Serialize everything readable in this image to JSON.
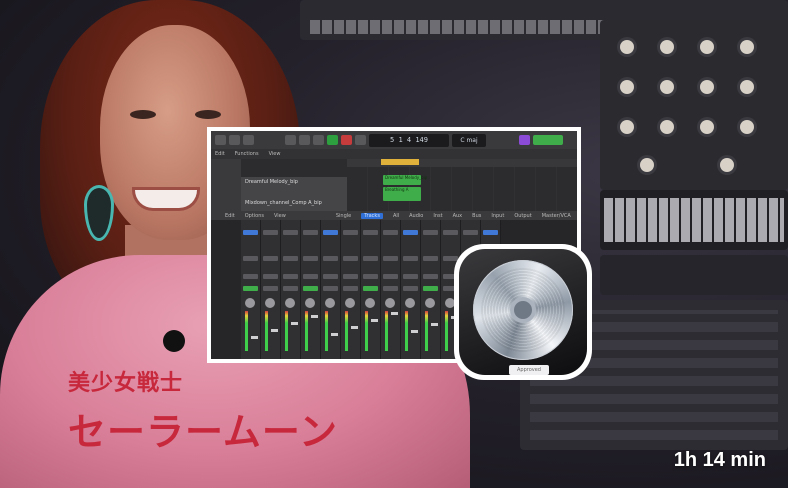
{
  "video": {
    "duration_label": "1h 14 min"
  },
  "daw_window": {
    "lcd_position": "5  1  4  149",
    "lcd_mode": "C maj",
    "menu_items": [
      "Edit",
      "Functions",
      "View"
    ],
    "tracks": [
      {
        "name": "Dreamful Melody_bip"
      },
      {
        "name": "Mixdown_channel_Comp A_bip"
      }
    ],
    "regions": [
      {
        "label": "Dreamful Melody_bip"
      },
      {
        "label": "Breathing A"
      }
    ],
    "mixer_bar": {
      "items": [
        "Edit",
        "Options",
        "View",
        "Single",
        "Tracks",
        "All",
        "Audio",
        "Inst",
        "Aux",
        "Bus",
        "Input",
        "Output",
        "Master/VCA"
      ],
      "active_item": "Tracks"
    }
  },
  "app_icon": {
    "name": "logic-pro-icon",
    "badge": "Approved"
  },
  "shirt_print": {
    "line1": "美少女戦士",
    "line2": "セーラームーン"
  },
  "colors": {
    "shirt": "#d97e98",
    "print": "#c8283c",
    "region_green": "#3fae4a",
    "cycle_yellow": "#e0b23c",
    "mixer_blue": "#3f78d6"
  }
}
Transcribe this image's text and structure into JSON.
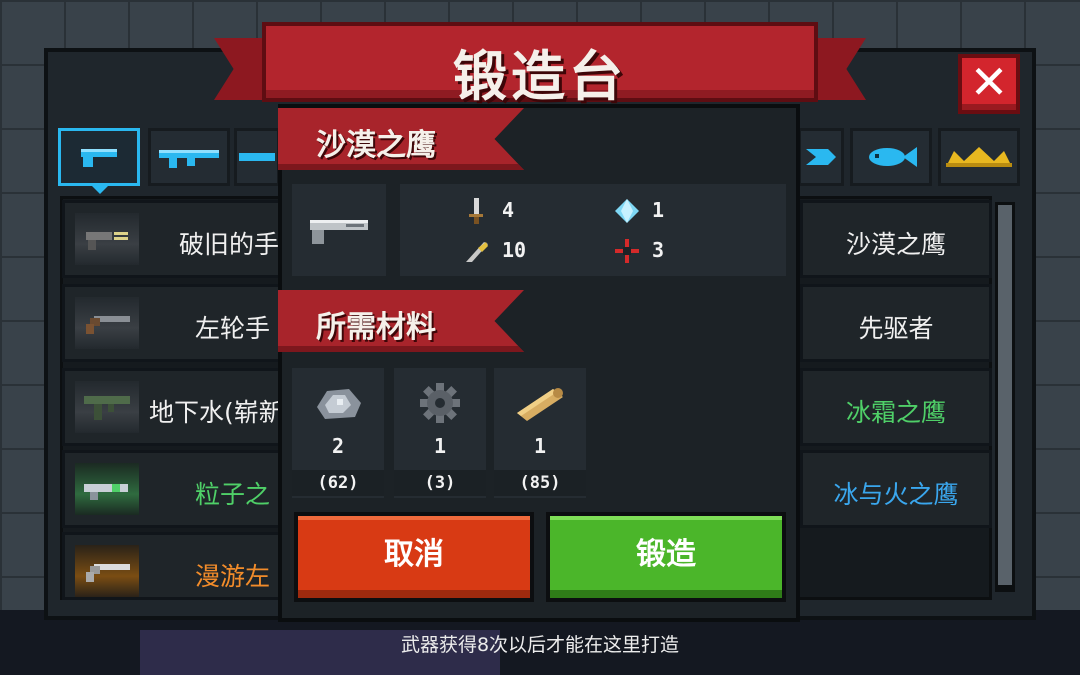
{
  "title": "锻造台",
  "close_label": "✕",
  "tabs": [
    {
      "name": "pistol-tab-icon",
      "color": "#2ab8f0",
      "selected": true
    },
    {
      "name": "rifle-tab-icon",
      "color": "#2ab8f0"
    },
    {
      "name": "shotgun-tab-icon",
      "color": "#2ab8f0"
    },
    {
      "name": "launcher-tab-icon",
      "color": "#2ab8f0"
    },
    {
      "name": "fish-tab-icon",
      "color": "#2ab8f0"
    },
    {
      "name": "crown-tab-icon",
      "color": "#e8b820"
    }
  ],
  "weapons_left": [
    {
      "name": "破旧的手",
      "color": "#f0f0f0"
    },
    {
      "name": "左轮手",
      "color": "#f0f0f0"
    },
    {
      "name": "地下水(崭新",
      "color": "#f0f0f0"
    },
    {
      "name": "粒子之",
      "color": "#4fd068"
    },
    {
      "name": "漫游左",
      "color": "#f28c2a"
    }
  ],
  "weapons_right": [
    {
      "name": "沙漠之鹰",
      "color": "#f0f0f0"
    },
    {
      "name": "先驱者",
      "color": "#f0f0f0"
    },
    {
      "name": "冰霜之鹰",
      "color": "#4fd068"
    },
    {
      "name": "冰与火之鹰",
      "color": "#3aa7ee"
    }
  ],
  "detail": {
    "weapon_name": "沙漠之鹰",
    "stats": {
      "damage": "4",
      "energy": "1",
      "accuracy": "10",
      "crit": "3"
    },
    "materials_title": "所需材料",
    "materials": [
      {
        "icon": "ore-icon",
        "required": "2",
        "owned": "(62)"
      },
      {
        "icon": "gear-icon",
        "required": "1",
        "owned": "(3)"
      },
      {
        "icon": "wood-icon",
        "required": "1",
        "owned": "(85)"
      }
    ],
    "cancel_label": "取消",
    "forge_label": "锻造"
  },
  "hint": "武器获得8次以后才能在这里打造",
  "colors": {
    "ribbon": "#b3252d",
    "cancel": "#d83a14",
    "forge": "#4bb62a",
    "tab_highlight": "#2ab8f0"
  }
}
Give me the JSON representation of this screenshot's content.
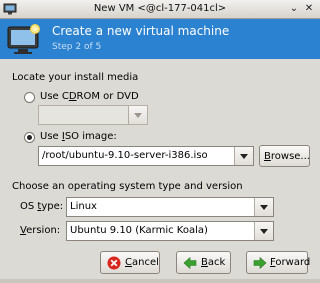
{
  "window": {
    "title": "New VM <@cl-177-041cl>",
    "minimize": "⌄",
    "close": "✕"
  },
  "banner": {
    "title": "Create a new virtual machine",
    "step": "Step 2 of 5"
  },
  "install_media": {
    "heading": "Locate your install media",
    "cdrom_pre": "Use C",
    "cdrom_u": "D",
    "cdrom_post": "ROM or DVD",
    "cdrom_selected": false,
    "iso_pre": "Use ",
    "iso_u": "I",
    "iso_post": "SO image:",
    "iso_selected": true,
    "iso_path": "/root/ubuntu-9.10-server-i386.iso",
    "browse_u": "B",
    "browse_post": "rowse..."
  },
  "os": {
    "heading": "Choose an operating system type and version",
    "type_label_pre": "OS ",
    "type_label_u": "t",
    "type_label_post": "ype:",
    "type_value": "Linux",
    "version_label_pre": "",
    "version_label_u": "V",
    "version_label_post": "ersion:",
    "version_value": "Ubuntu 9.10 (Karmic Koala)"
  },
  "buttons": {
    "cancel_u": "C",
    "cancel_post": "ancel",
    "back_u": "B",
    "back_post": "ack",
    "forward_u": "F",
    "forward_post": "orward"
  },
  "colors": {
    "banner": "#2b82d0",
    "cancel_icon": "#d9261c",
    "nav_icon": "#3aa02e"
  }
}
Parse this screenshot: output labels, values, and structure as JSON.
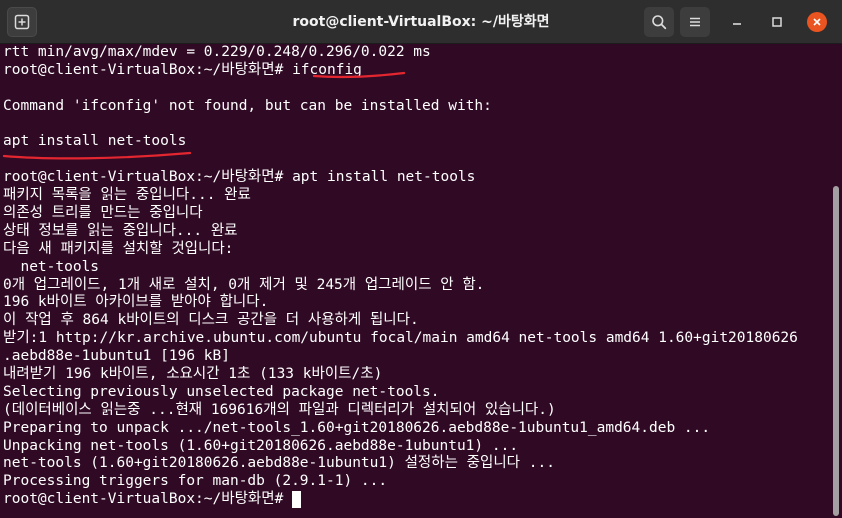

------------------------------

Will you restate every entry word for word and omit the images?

*RESULT BELOW*
Serialize everything readable in this image to JSON.
{
  "video": {
    "duration_label": "1h 14 min"
  },
  "daw_window": {
    "lcd_position": "5  1  4  149",
    "lcd_mode": "C maj",
    "menu_items": [
      "Edit",
      "Functions",
      "View"
    ],
    "tracks": [
      {
        "name": "Dreamful Melody_bip"
      },
      {
        "name": "Mixdown_channel_Comp A_bip"
      }
    ],
    "regions": [
      {
        "label": "Dreamful Melody_bip"
      },
      {
        "label": "Breathing A"
      }
    ],
    "mixer_bar": {
      "items": [
        "Edit",
        "Options",
        "View",
        "Single",
        "Tracks",
        "All",
        "Audio",
        "Inst",
        "Aux",
        "Bus",
        "Input",
        "Output",
        "Master/VCA"
      ],
      "active_item": "Tracks"
    }
  },
  "app_icon": {
    "name": "logic-pro-icon",
    "badge": "Approved"
  },
  "shirt_print": {
    "line1": "美少女戦士",
    "line2": "セーラームーン"
  },
  "colors": {
    "shirt": "#d97e98",
    "print": "#c8283c",
    "region_green": "#3fae4a",
    "cycle_yellow": "#e0b23c",
    "mixer_blue": "#3f78d6"
  }
}
Transcribe this image's text and structure into JSON.
{
  "title": "锻造台",
  "close_label": "✕",
  "tabs": [
    {
      "name": "pistol-tab-icon",
      "color": "#2ab8f0",
      "selected": true
    },
    {
      "name": "rifle-tab-icon",
      "color": "#2ab8f0"
    },
    {
      "name": "shotgun-tab-icon",
      "color": "#2ab8f0"
    },
    {
      "name": "launcher-tab-icon",
      "color": "#2ab8f0"
    },
    {
      "name": "fish-tab-icon",
      "color": "#2ab8f0"
    },
    {
      "name": "crown-tab-icon",
      "color": "#e8b820"
    }
  ],
  "weapons_left": [
    {
      "name": "破旧的手",
      "color": "#f0f0f0"
    },
    {
      "name": "左轮手",
      "color": "#f0f0f0"
    },
    {
      "name": "地下水(崭新",
      "color": "#f0f0f0"
    },
    {
      "name": "粒子之",
      "color": "#4fd068"
    },
    {
      "name": "漫游左",
      "color": "#f28c2a"
    }
  ],
  "weapons_right": [
    {
      "name": "沙漠之鹰",
      "color": "#f0f0f0"
    },
    {
      "name": "先驱者",
      "color": "#f0f0f0"
    },
    {
      "name": "冰霜之鹰",
      "color": "#4fd068"
    },
    {
      "name": "冰与火之鹰",
      "color": "#3aa7ee"
    }
  ],
  "detail": {
    "weapon_name": "沙漠之鹰",
    "stats": {
      "damage": "4",
      "energy": "1",
      "accuracy": "10",
      "crit": "3"
    },
    "materials_title": "所需材料",
    "materials": [
      {
        "icon": "ore-icon",
        "required": "2",
        "owned": "(62)"
      },
      {
        "icon": "gear-icon",
        "required": "1",
        "owned": "(3)"
      },
      {
        "icon": "wood-icon",
        "required": "1",
        "owned": "(85)"
      }
    ],
    "cancel_label": "取消",
    "forge_label": "锻造"
  },
  "hint": "武器获得8次以后才能在这里打造",
  "colors": {
    "ribbon": "#b3252d",
    "cancel": "#d83a14",
    "forge": "#4bb62a",
    "tab_highlight": "#2ab8f0"
  }
}
Give me the JSON representation of this screenshot's content.
{
  "window": {
    "title": "New VM <@cl-177-041cl>",
    "minimize": "⌄",
    "close": "✕"
  },
  "banner": {
    "title": "Create a new virtual machine",
    "step": "Step 2 of 5"
  },
  "install_media": {
    "heading": "Locate your install media",
    "cdrom_pre": "Use C",
    "cdrom_u": "D",
    "cdrom_post": "ROM or DVD",
    "cdrom_selected": false,
    "iso_pre": "Use ",
    "iso_u": "I",
    "iso_post": "SO image:",
    "iso_selected": true,
    "iso_path": "/root/ubuntu-9.10-server-i386.iso",
    "browse_u": "B",
    "browse_post": "rowse..."
  },
  "os": {
    "heading": "Choose an operating system type and version",
    "type_label_pre": "OS ",
    "type_label_u": "t",
    "type_label_post": "ype:",
    "type_value": "Linux",
    "version_label_pre": "",
    "version_label_u": "V",
    "version_label_post": "ersion:",
    "version_value": "Ubuntu 9.10 (Karmic Koala)"
  },
  "buttons": {
    "cancel_u": "C",
    "cancel_post": "ancel",
    "back_u": "B",
    "back_post": "ack",
    "forward_u": "F",
    "forward_post": "orward"
  },
  "colors": {
    "banner": "#2b82d0",
    "cancel_icon": "#d9261c",
    "nav_icon": "#3aa02e"
  }
}
Parse this screenshot: output labels, values, and structure as JSON.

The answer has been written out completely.